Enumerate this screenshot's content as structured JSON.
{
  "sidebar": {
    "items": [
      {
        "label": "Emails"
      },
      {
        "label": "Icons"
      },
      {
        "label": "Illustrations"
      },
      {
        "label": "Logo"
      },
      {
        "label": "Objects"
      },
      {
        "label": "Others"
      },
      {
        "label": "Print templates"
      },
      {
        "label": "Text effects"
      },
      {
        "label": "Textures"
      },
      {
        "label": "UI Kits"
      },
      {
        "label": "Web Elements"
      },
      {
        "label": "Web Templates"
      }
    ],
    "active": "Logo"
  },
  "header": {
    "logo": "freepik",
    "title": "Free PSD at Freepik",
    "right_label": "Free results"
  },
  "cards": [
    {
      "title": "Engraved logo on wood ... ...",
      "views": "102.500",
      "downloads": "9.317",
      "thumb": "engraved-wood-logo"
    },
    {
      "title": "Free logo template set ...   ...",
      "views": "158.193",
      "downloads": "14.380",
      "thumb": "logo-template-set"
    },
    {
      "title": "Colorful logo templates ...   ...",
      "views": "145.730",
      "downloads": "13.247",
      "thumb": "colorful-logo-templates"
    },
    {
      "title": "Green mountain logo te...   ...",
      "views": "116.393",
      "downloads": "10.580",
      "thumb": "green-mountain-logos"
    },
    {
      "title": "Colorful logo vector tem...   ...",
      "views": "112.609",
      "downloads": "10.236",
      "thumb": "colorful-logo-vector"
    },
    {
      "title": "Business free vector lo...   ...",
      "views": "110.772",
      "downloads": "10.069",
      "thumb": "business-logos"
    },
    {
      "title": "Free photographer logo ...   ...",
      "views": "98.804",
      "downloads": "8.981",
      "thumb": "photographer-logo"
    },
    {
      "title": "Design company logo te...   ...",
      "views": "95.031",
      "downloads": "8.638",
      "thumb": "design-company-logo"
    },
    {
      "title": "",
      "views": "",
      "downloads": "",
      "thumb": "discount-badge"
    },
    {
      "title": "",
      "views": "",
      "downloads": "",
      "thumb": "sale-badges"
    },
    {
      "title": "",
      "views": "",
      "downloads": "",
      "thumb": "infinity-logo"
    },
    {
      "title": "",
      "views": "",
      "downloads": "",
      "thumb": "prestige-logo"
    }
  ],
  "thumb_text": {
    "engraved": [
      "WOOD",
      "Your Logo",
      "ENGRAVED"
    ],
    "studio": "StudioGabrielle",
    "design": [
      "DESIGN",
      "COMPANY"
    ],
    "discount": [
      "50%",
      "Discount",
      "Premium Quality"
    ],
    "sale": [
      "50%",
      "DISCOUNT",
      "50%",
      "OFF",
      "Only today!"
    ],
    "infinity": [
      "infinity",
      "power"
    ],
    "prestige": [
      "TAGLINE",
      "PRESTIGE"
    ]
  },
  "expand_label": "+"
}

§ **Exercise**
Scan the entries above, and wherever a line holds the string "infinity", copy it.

§ **Task answer**
      "thumb": "infinity-logo"
    "infinity": [
      "infinity",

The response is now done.